Updating the pose

I received some great feedback about this pose from some of my fellow mentees. Thanks all. I guess I was trying too hard to math the pose that I drew, and not "Run with it". This is what using reference (drawing, people watching, video reference, films) is all about. Take little bits of info, and "run with them". Get to the heart of them, sell them. As for how this really translates to animation, this will yield a greater Appeal in your characters, and help you walk the delicate line of exaggeration.

Below are the edits, I included a silhouette of each angle as well. The silhouette allow for clear "Reading" of poses. Can the viewer tell what is happening in the pose, simply by seeing a shadow? If yes, good pose. If not, tweak pose.








This is why its so vital to have all kinds of people look at your work. Most people can tell what's wrong with an animation. We all (knowingly or not) understand human and animal motion on some unconscious level. Most folks can't say whats not right about an aimation if it is flawed, but they can tell its just not working. Things like animation mentor and posting up your wip's to cgtalk and cg-char are great ways to get feedback, but ask your non-animation friends and family. Or that guy walking down the street.

Wow what a ramble.

Thursday, September 29, 2005

Assignment 002



The focus of the assignment was to go out and sketch some poses of people doing what they normally do. The emphasis was to capture the pose, not render a beautiful drawing. "Gesture drawing" is a common way for artisits to start thier work, and a great way for animators so capture a pose. BTW - I start a gesture drawing class in a week - i'll be posting a lot of the drawings i attempt therein.

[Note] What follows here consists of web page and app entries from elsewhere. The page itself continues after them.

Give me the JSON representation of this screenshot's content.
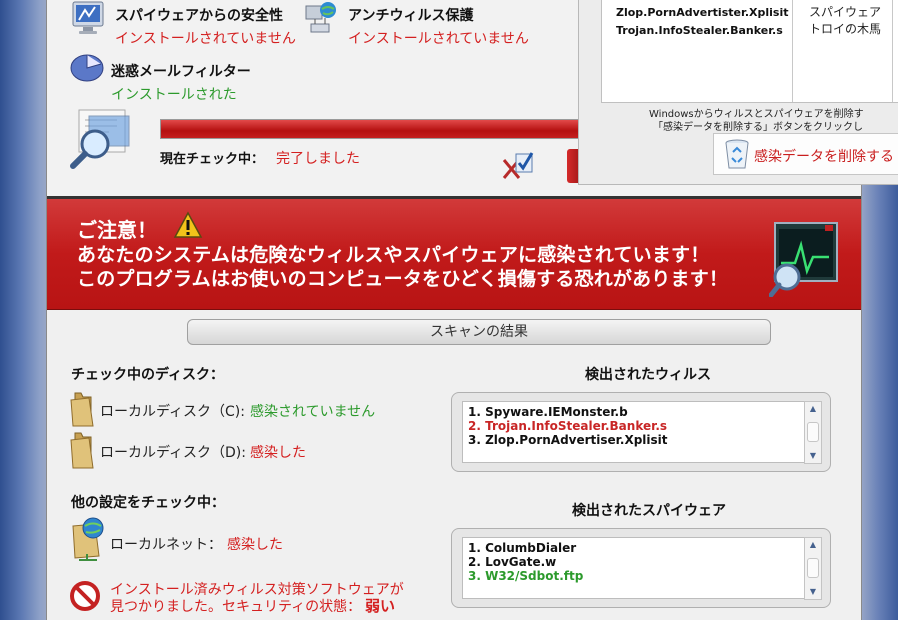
{
  "top_panel": {
    "spyware": {
      "label": "スパイウェアからの安全性",
      "status": "インストールされていません"
    },
    "antivirus": {
      "label": "アンチウィルス保護",
      "status": "インストールされていません"
    },
    "spam": {
      "label": "迷惑メールフィルター",
      "status": "インストールされた"
    },
    "progress": {
      "value": 0.95,
      "check_label": "現在チェック中：",
      "check_status": "完了しました"
    }
  },
  "alert": {
    "title": "ご注意！",
    "line1": "あなたのシステムは危険なウィルスやスパイウェアに感染されています！",
    "line2": "このプログラムはお使いのコンピュータをひどく損傷する恐れがあります！"
  },
  "results": {
    "bar_title": "スキャンの結果",
    "disks_heading": "チェック中のディスク：",
    "disks": [
      {
        "label": "ローカルディスク（C):",
        "status": "感染されていません"
      },
      {
        "label": "ローカルディスク（D):",
        "status": "感染した"
      }
    ],
    "other_heading": "他の設定をチェック中：",
    "network": {
      "label": "ローカルネット：",
      "status": "感染した"
    },
    "security": {
      "line1": "インストール済みウィルス対策ソフトウェアが",
      "line2_prefix": "見つかりました。セキュリティの状態：",
      "line2_value": "弱い"
    },
    "viruses_heading": "検出されたウィルス",
    "viruses": [
      {
        "text": "1. Spyware.IEMonster.b",
        "color": "#111111"
      },
      {
        "text": "2. Trojan.InfoStealer.Banker.s",
        "color": "#c82626"
      },
      {
        "text": "3. Zlop.PornAdvertiser.Xplisit",
        "color": "#111111"
      }
    ],
    "spyware_heading": "検出されたスパイウェア",
    "spyware": [
      {
        "text": "1. ColumbDialer",
        "color": "#111111"
      },
      {
        "text": "2. LovGate.w",
        "color": "#111111"
      },
      {
        "text": "3. W32/Sdbot.ftp",
        "color": "#2c9a2c"
      }
    ]
  },
  "popup": {
    "names": [
      "Zlop.PornAdvertister.Xplisit",
      "Trojan.InfoStealer.Banker.s"
    ],
    "type_line1": "スパイウェア",
    "type_line2": "トロイの木馬",
    "note1": "Windowsからウィルスとスパイウェアを削除す",
    "note2": "「感染データを削除する」ボタンをクリックし",
    "delete_button": "感染データを削除する"
  },
  "icons": {
    "spyware": "monitor-shield-icon",
    "antivirus": "network-globe-icon",
    "spam": "mail-filter-icon",
    "scan": "magnifier-scan-icon",
    "warning": "warning-triangle-icon",
    "monitor": "heartbeat-monitor-icon",
    "folder": "folder-icon",
    "network": "network-folder-icon",
    "block": "no-entry-icon",
    "recycle": "recycle-bin-icon"
  }
}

One of the great tools in an animators arsenal is the power of observation. We record little bits of information about people. How people walk, hand gestures, eye movement, etc. We are to store it away in our minds filing cabinet, and call it up later to really help create convincing characters. Drawing and people watching really help an animator tuck all that info away for later.

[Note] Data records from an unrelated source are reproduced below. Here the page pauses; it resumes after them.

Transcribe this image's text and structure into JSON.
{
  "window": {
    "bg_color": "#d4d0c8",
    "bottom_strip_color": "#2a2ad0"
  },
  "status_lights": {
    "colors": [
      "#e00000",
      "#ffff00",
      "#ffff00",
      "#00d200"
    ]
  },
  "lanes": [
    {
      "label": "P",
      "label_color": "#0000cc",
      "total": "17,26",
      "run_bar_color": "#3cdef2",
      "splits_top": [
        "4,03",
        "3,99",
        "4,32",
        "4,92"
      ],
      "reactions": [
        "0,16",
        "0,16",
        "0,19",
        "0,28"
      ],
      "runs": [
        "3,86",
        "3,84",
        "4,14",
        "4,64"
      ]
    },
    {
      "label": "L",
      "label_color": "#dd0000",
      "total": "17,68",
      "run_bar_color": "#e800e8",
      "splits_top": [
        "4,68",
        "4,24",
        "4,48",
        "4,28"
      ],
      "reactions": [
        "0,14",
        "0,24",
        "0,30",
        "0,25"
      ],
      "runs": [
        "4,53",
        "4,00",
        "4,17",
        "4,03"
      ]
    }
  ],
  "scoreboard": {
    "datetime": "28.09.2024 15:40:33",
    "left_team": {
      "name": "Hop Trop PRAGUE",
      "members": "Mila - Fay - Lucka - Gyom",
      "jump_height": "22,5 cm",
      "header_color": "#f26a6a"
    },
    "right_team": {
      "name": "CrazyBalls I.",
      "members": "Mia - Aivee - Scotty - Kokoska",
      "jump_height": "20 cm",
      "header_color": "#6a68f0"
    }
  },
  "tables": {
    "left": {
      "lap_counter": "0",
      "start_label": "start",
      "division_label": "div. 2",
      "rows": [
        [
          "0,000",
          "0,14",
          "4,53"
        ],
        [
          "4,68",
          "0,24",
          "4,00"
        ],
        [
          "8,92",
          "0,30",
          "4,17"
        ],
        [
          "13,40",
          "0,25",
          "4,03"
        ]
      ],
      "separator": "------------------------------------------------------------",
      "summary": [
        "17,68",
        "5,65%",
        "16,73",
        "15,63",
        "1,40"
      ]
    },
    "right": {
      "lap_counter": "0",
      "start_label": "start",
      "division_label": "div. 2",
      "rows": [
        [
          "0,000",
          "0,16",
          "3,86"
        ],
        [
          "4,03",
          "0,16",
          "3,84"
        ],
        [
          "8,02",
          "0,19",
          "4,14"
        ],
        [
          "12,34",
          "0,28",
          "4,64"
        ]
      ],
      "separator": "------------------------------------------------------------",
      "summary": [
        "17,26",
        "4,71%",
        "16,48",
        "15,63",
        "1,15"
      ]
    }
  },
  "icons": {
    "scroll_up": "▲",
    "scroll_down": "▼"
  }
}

My drawing skills have a long way to go, but you have to start somewhere!

Let me know what you think about the pose.

Cheers.

Wednesday, September 28, 2005

Video chat 2

We just finished up video chat number 2 with our super mentor - Bret Parker. Bret covered some tips on the 12 principles of animation. Squash and Stretch, Solid Drawing, and Appeal mostly. The class was lively with some very good questions and tips.

IMHO memorizing these 12 principles isn't enough. They are so intertwined it is hard to separate them at all. I am glad Bret refreshed my memory about considering force(s) in animation. If you can understand the physical forces of an object you should be able to "see" where the individual principles come into play.

Bret also showed us some thumbnail drawings. Thumbnails are a way an animator plans out what is happening in his/her shot.

Here is a example I found from the cg-char web forum. Scroll down a it to see the image. Cg-char is a must see BTW. These thumbnails are from Shawn Kelly, animator at ILM and animation mentor co-founder.

Those drawings communicate the action, and are simple and quick to do. My own drawing skills are a long way off from this, but it's just a matter of time and practice. I have to learn to stay "On Model". In due time, in due time.

Here is an image I am thinking of using for our assignment...

Tuesday, September 27, 2005

Animation Mentor on Variety.com

OK, for all of you who are asking whats this Animation Mentor all about? Check this out. It about sums it up. The energy at AMO is making my head spin.

Variety.com - Mentor program animates hopefuls